|Capital||Hiran (to about 850)|
Ngoenyang (from about 850 onwards)
|Common languages||Northern Thai language|
|Historical era||Middle Ages|
o Installation of Lavachakkaraj
o Capture of Hariphunchai
Part of a series on the
|History of Thailand|
The Kingdom of Hiran or Kingdom of Ngoenyang (Thai: ) was an early mueang or kingdom of the Northern Thai people from the 7th through 13th centuries AD and was originally centered on Hiran, formerly Vieng Preuksa, in modern-day Thailand near today's Mae Sai District in Chiang Rai, and later on Ngoenyang or Chiang Saen. Ngoenyang was the successor to the mueang of Singhanavati and King Mangrai, the 17th king of Ngoenyang, went on to found Lanna.
In contrast to most contemporary Tai states, Ngoenyang was mentioned in local chronicles, which provide some information about its history.
In 545 AD, an earthquake destroyed the city of Naknakorn and thus the mueang of Singhanavati. Survivors gathered together and an elective monarchy was established there. The mueang was named Vieng Prueksa, as prueksa means "to discuss".
After 93 years of elective monarchy, King Kalavarnadit of the Lavo Kingdom forced the Vieng Prueksa to accept King Lavachakka as their king in 638 AD. Lavachakkaraj renamed the mueang Hiran.
Lavachakka is hypothesized to have been a tribal chief in the area who gained the support of the Lavo Kingdom. The Lavachakkaraj or "Lao dynasty" would go on to rule the area for 700 years.
Lao kiang, the ninth king of Hiran, founded the city of Ngoenyang (modern Chiang Saen) around 850 AD, moved the capital there, and thus became the first King of Ngoenyang. The territorial claims of Ngoenyang extended from Chiang Saen in the west through parts of modern Laos north of Luang Prabang to Thaeng (modern ?i?n Biên Ph?, Vietnam). Ngoenyang fell under the dominion of the Lu mueang Chiang Hung in the north around 1250 AD and remained within that orbit until the Mongol invasions again shifted power in the area.

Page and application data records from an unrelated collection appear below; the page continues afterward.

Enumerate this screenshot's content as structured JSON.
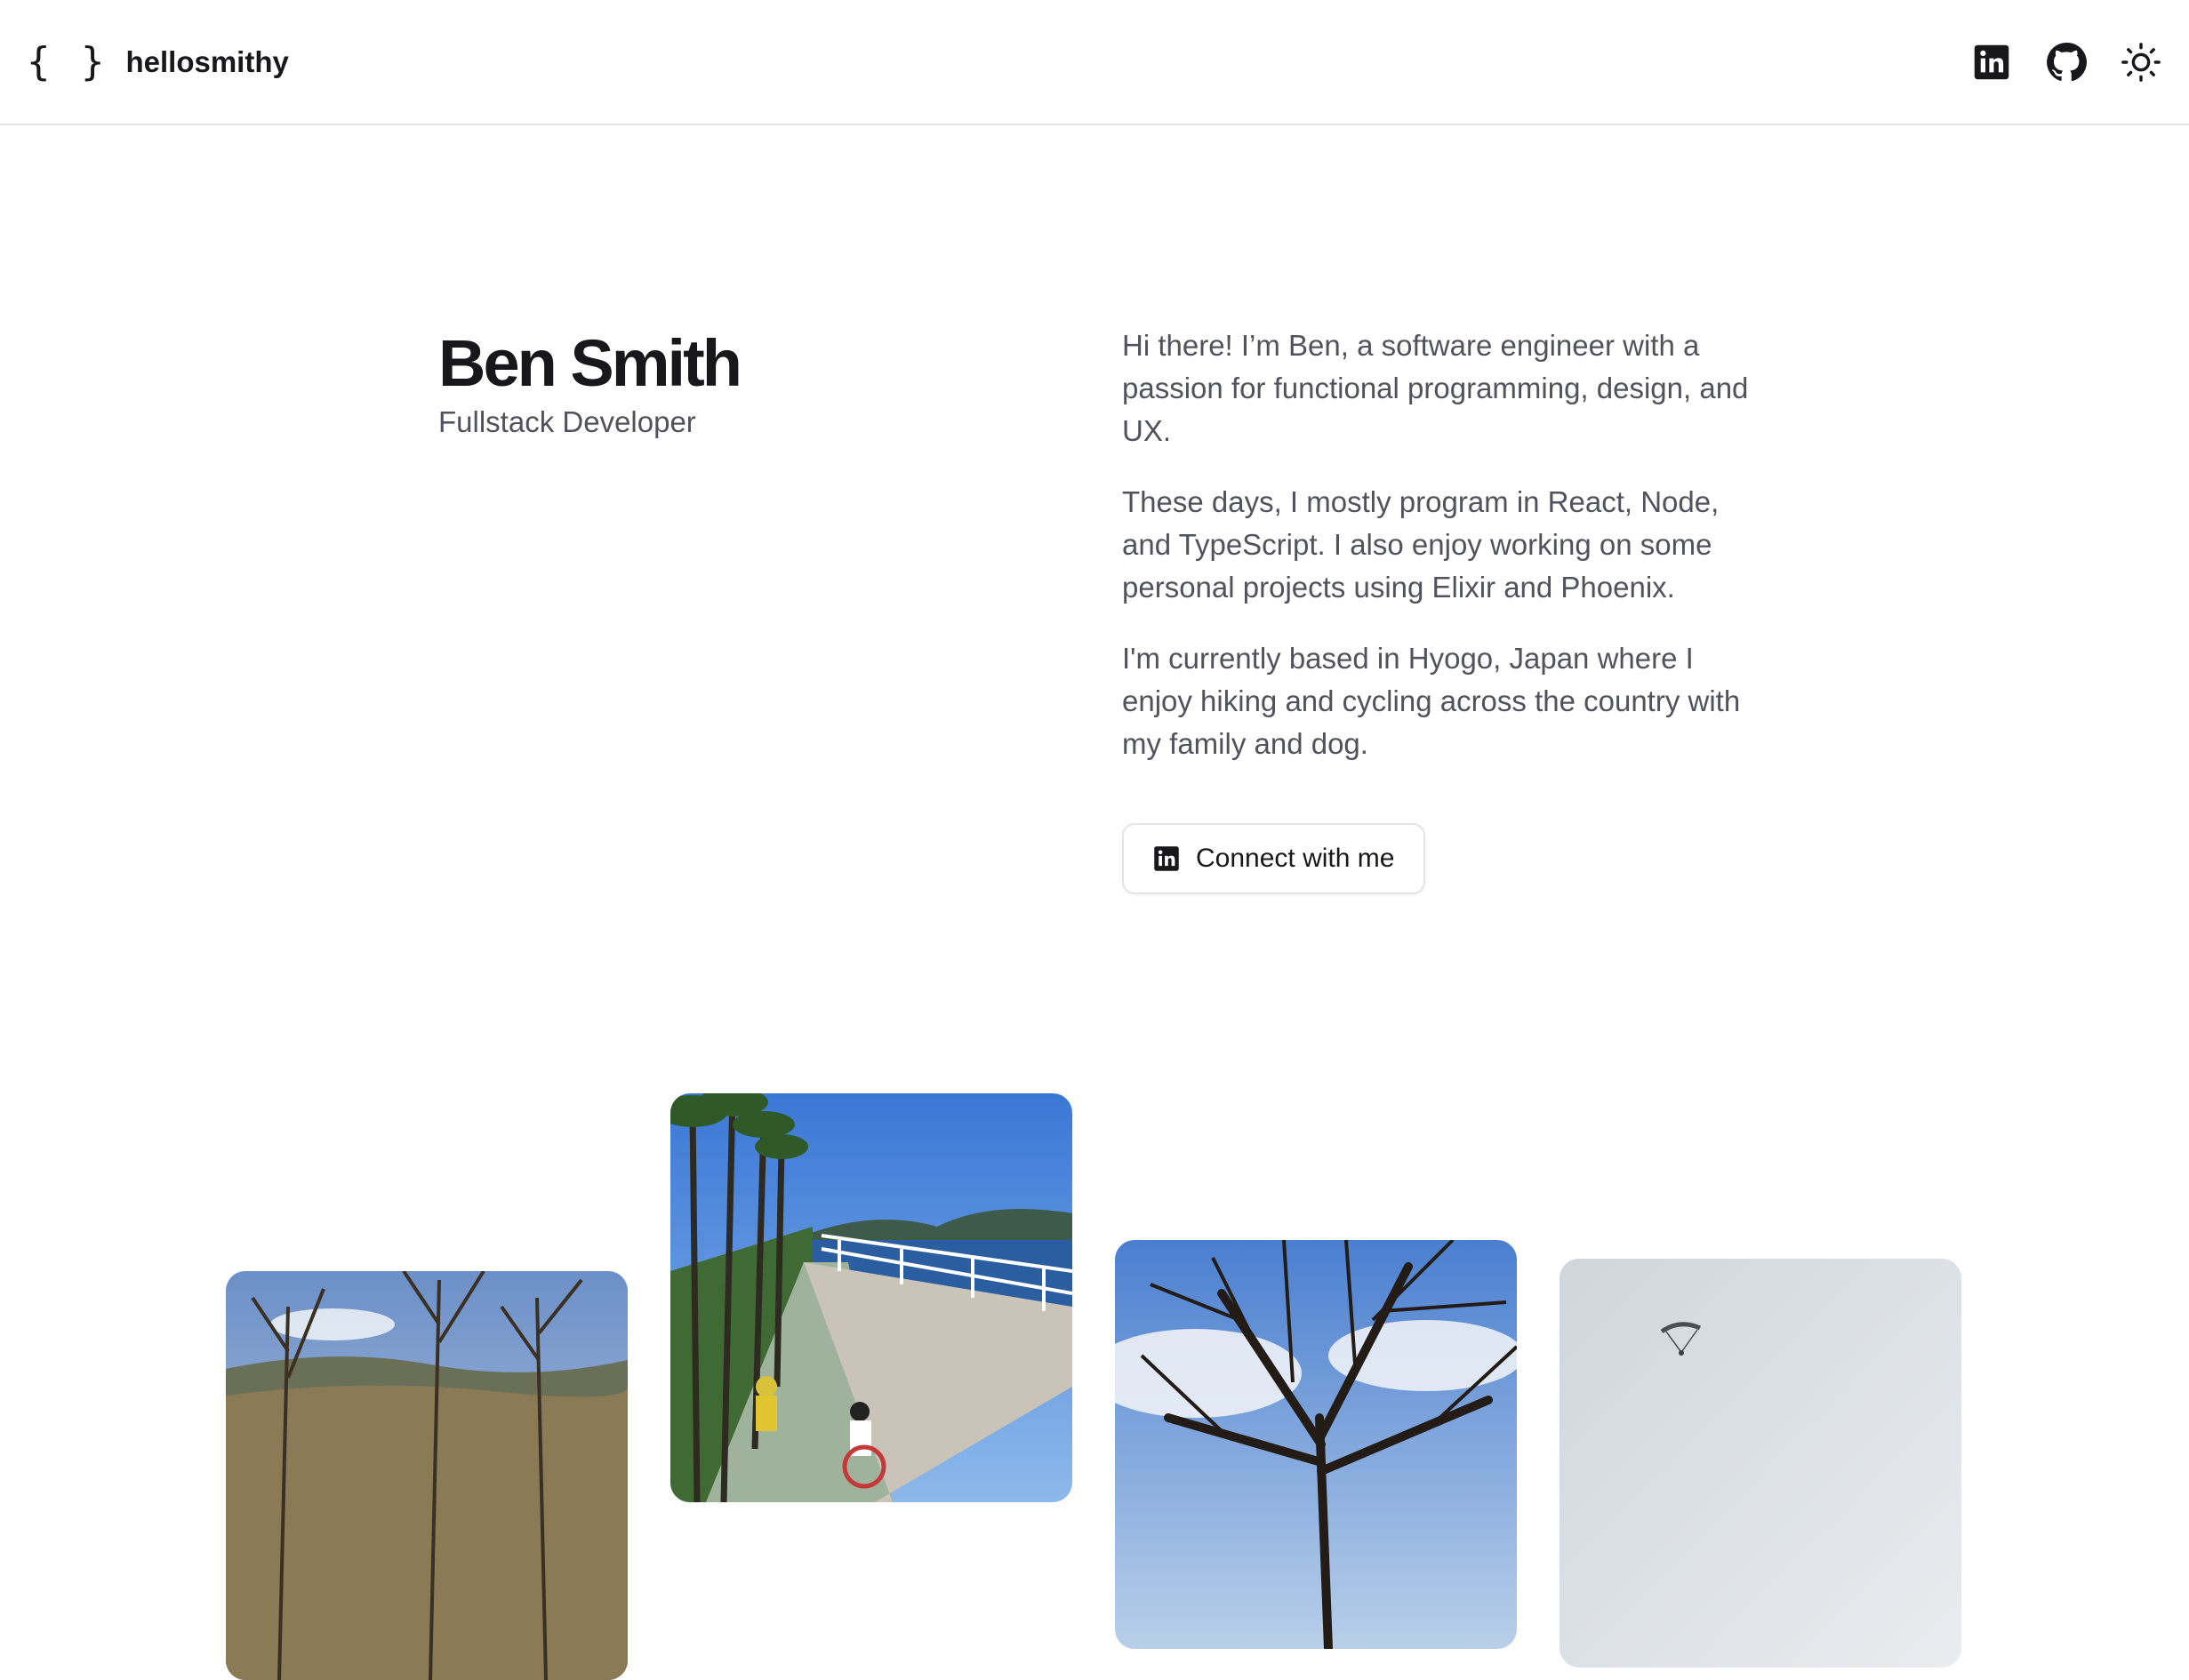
{
  "header": {
    "logo_icon": "{ }",
    "site_name": "hellosmithy",
    "icons": [
      "linkedin-icon",
      "github-icon",
      "sun-icon"
    ]
  },
  "hero": {
    "name": "Ben Smith",
    "role": "Fullstack Developer",
    "paragraphs": [
      "Hi there! I’m Ben, a software engineer with a passion for functional programming, design, and UX.",
      "These days, I mostly program in React, Node, and TypeScript. I also enjoy working on some personal projects using Elixir and Phoenix.",
      "I'm currently based in Hyogo, Japan where I enjoy hiking and cycling across the country with my family and dog."
    ],
    "connect_label": "Connect with me"
  },
  "photos": [
    {
      "subject": "bare trees on hillside"
    },
    {
      "subject": "cycling along seaside path"
    },
    {
      "subject": "bare tree branches against sky"
    },
    {
      "subject": "paraglider in hazy sky"
    }
  ],
  "colors": {
    "text": "#18181b",
    "muted": "#52525b",
    "border": "#e4e4e7"
  }
}
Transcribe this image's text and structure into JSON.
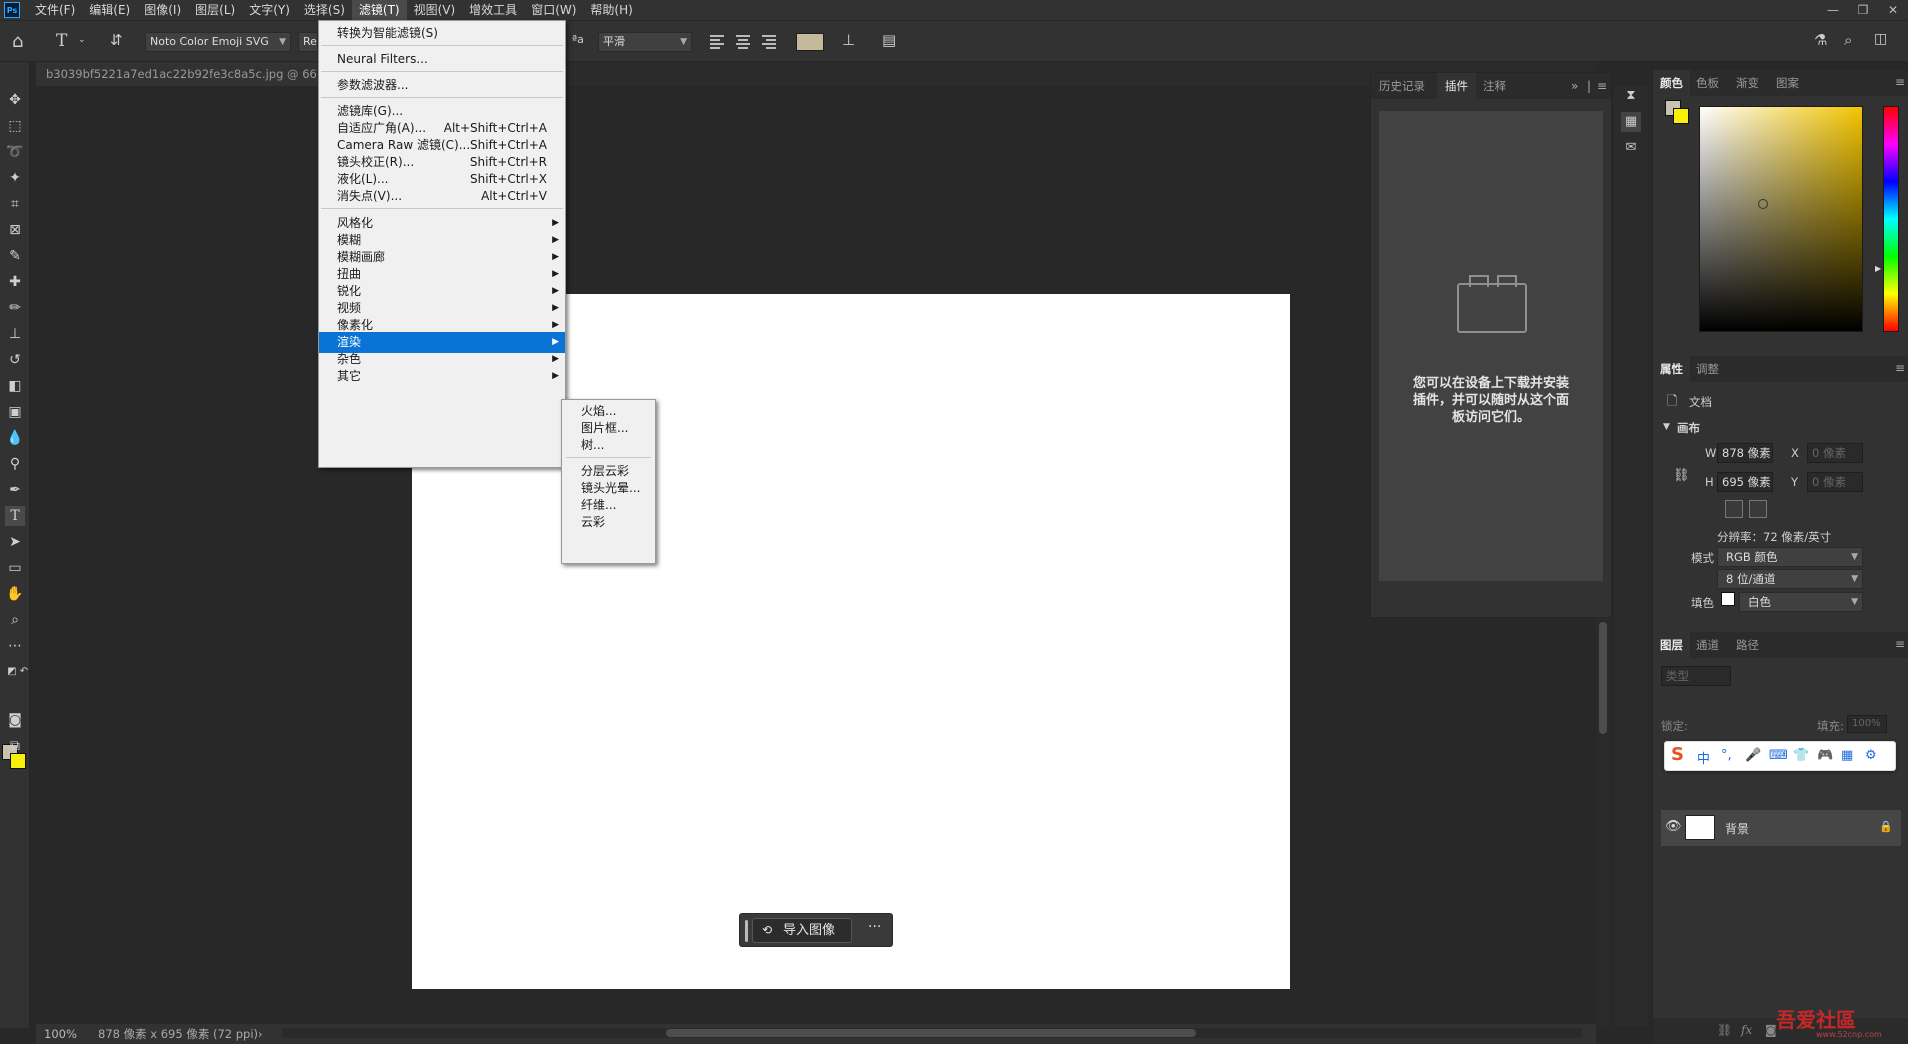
{
  "menubar": {
    "logo": "Ps",
    "items": [
      "文件(F)",
      "编辑(E)",
      "图像(I)",
      "图层(L)",
      "文字(Y)",
      "选择(S)",
      "滤镜(T)",
      "视图(V)",
      "增效工具",
      "窗口(W)",
      "帮助(H)"
    ],
    "active_index": 6
  },
  "optionsbar": {
    "font_family": "Noto Color Emoji SVG",
    "font_style_partial": "Re",
    "antialias": "平滑",
    "text_color": "#c4b99a"
  },
  "document": {
    "tab_title": "b3039bf5221a7ed1ac22b92fe3c8a5c.jpg @ 66.7%(R",
    "canvas_color": "#ffffff"
  },
  "filter_menu": {
    "items": [
      {
        "label": "转换为智能滤镜(S)",
        "shortcut": ""
      },
      {
        "label": "Neural Filters...",
        "shortcut": ""
      },
      {
        "label": "参数滤波器...",
        "shortcut": ""
      },
      {
        "label": "滤镜库(G)...",
        "shortcut": ""
      },
      {
        "label": "自适应广角(A)...",
        "shortcut": "Alt+Shift+Ctrl+A"
      },
      {
        "label": "Camera Raw 滤镜(C)...",
        "shortcut": "Shift+Ctrl+A"
      },
      {
        "label": "镜头校正(R)...",
        "shortcut": "Shift+Ctrl+R"
      },
      {
        "label": "液化(L)...",
        "shortcut": "Shift+Ctrl+X"
      },
      {
        "label": "消失点(V)...",
        "shortcut": "Alt+Ctrl+V"
      },
      {
        "label": "风格化",
        "shortcut": ""
      },
      {
        "label": "模糊",
        "shortcut": ""
      },
      {
        "label": "模糊画廊",
        "shortcut": ""
      },
      {
        "label": "扭曲",
        "shortcut": ""
      },
      {
        "label": "锐化",
        "shortcut": ""
      },
      {
        "label": "视频",
        "shortcut": ""
      },
      {
        "label": "像素化",
        "shortcut": ""
      },
      {
        "label": "渲染",
        "shortcut": ""
      },
      {
        "label": "杂色",
        "shortcut": ""
      },
      {
        "label": "其它",
        "shortcut": ""
      }
    ],
    "highlight_color": "#0a74d6"
  },
  "render_submenu": {
    "items": [
      "火焰...",
      "图片框...",
      "树...",
      "分层云彩",
      "镜头光晕...",
      "纤维...",
      "云彩"
    ]
  },
  "context_bar": {
    "import_label": "导入图像",
    "more_label": "···"
  },
  "statusbar": {
    "zoom": "100%",
    "doc_info": "878 像素 x 695 像素 (72 ppi)",
    "arrow": "›"
  },
  "plugins_panel": {
    "tabs": [
      "历史记录",
      "插件",
      "注释"
    ],
    "active_tab": 1,
    "message": "您可以在设备上下载并安装插件，并可以随时从这个面板访问它们。"
  },
  "color_panel": {
    "tabs": [
      "颜色",
      "色板",
      "渐变",
      "图案"
    ],
    "fg_color": "#c8c3ae",
    "bg_color": "#f8f008"
  },
  "properties_panel": {
    "tabs": [
      "属性",
      "调整"
    ],
    "doc_label": "文档",
    "section": "画布",
    "w_label": "W",
    "w_value": "878 像素",
    "h_label": "H",
    "h_value": "695 像素",
    "x_label": "X",
    "x_placeholder": "0 像素",
    "y_label": "Y",
    "y_placeholder": "0 像素",
    "resolution": "分辨率：72 像素/英寸",
    "mode_label": "模式",
    "mode_value": "RGB 颜色",
    "depth_value": "8 位/通道",
    "fill_label": "填色",
    "fill_value": "白色"
  },
  "layers_panel": {
    "tabs": [
      "图层",
      "通道",
      "路径"
    ],
    "kind_placeholder": "类型",
    "lock_label": "锁定:",
    "fill_label": "填充:",
    "fill_value": "100%",
    "layer_name": "背景"
  },
  "ime_bar": {
    "logo": "S",
    "lang": "中"
  },
  "watermark": {
    "text": "吾爱社區",
    "site": "www.52cnp.com"
  }
}
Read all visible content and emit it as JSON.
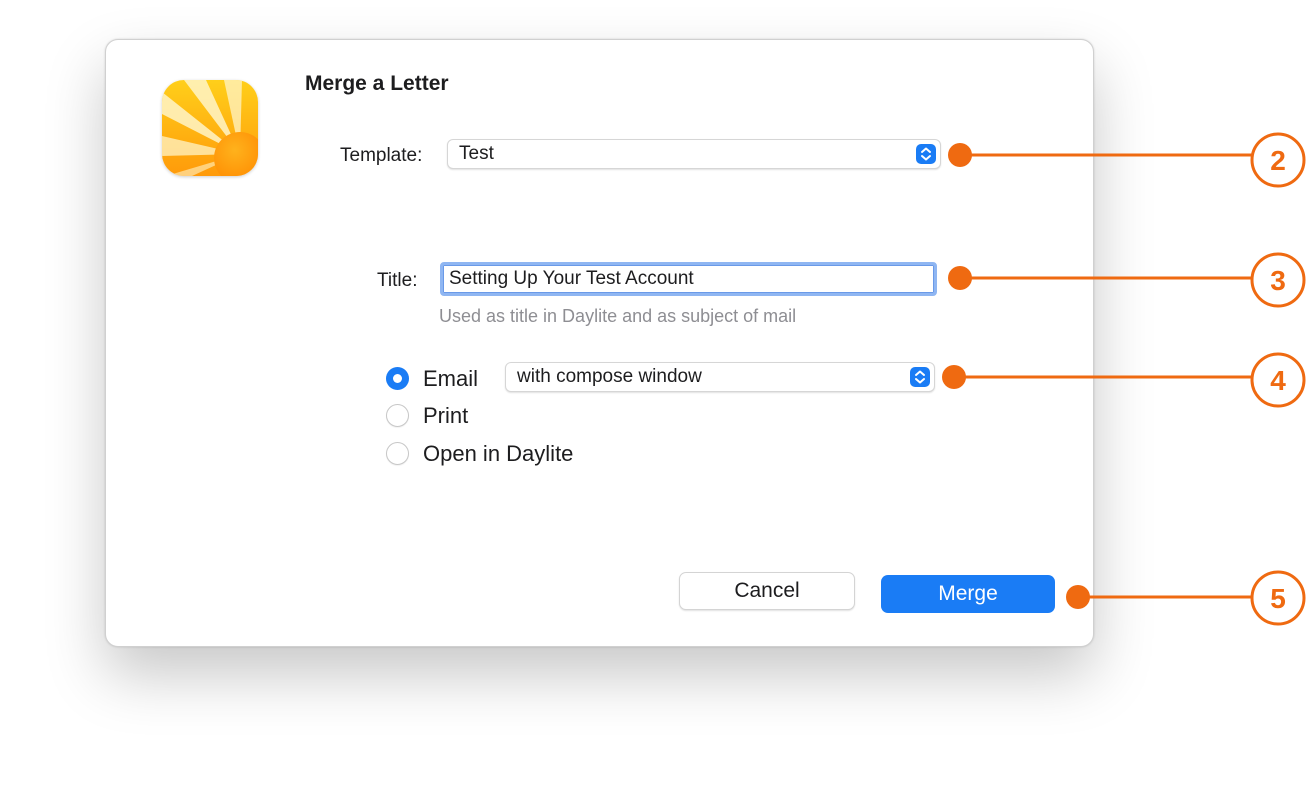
{
  "dialog": {
    "title": "Merge a Letter",
    "app_icon": "daylite-app-icon",
    "template": {
      "label": "Template:",
      "value": "Test"
    },
    "title_field": {
      "label": "Title:",
      "value": "Setting Up Your Test Account",
      "hint": "Used as title in Daylite and  as subject of mail"
    },
    "output_options": [
      {
        "label": "Email",
        "selected": true
      },
      {
        "label": "Print",
        "selected": false
      },
      {
        "label": "Open in Daylite",
        "selected": false
      }
    ],
    "email_mode": {
      "value": "with compose window"
    },
    "buttons": {
      "cancel": "Cancel",
      "merge": "Merge"
    }
  },
  "callouts": [
    {
      "number": "2",
      "target": "template-popup"
    },
    {
      "number": "3",
      "target": "title-field"
    },
    {
      "number": "4",
      "target": "email-mode-popup"
    },
    {
      "number": "5",
      "target": "merge-button"
    }
  ],
  "colors": {
    "accent": "#1a7cf5",
    "callout": "#ef6a11"
  }
}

The religion of Ngoenyang kingdom was heavily influenced by the Theravada Buddhism of the Hariphunchai kingdom to the south. Around 1250, Lao meng the 16th king of Ngoenyang founded Chiangrai and his son, Mangrai, moved the capital to Chiang Rai when he was crowned as the king of Ngoenyang in 1262. In 1281, Mangrai invaded Hariphunchai and captured the capital (modern Lamphun).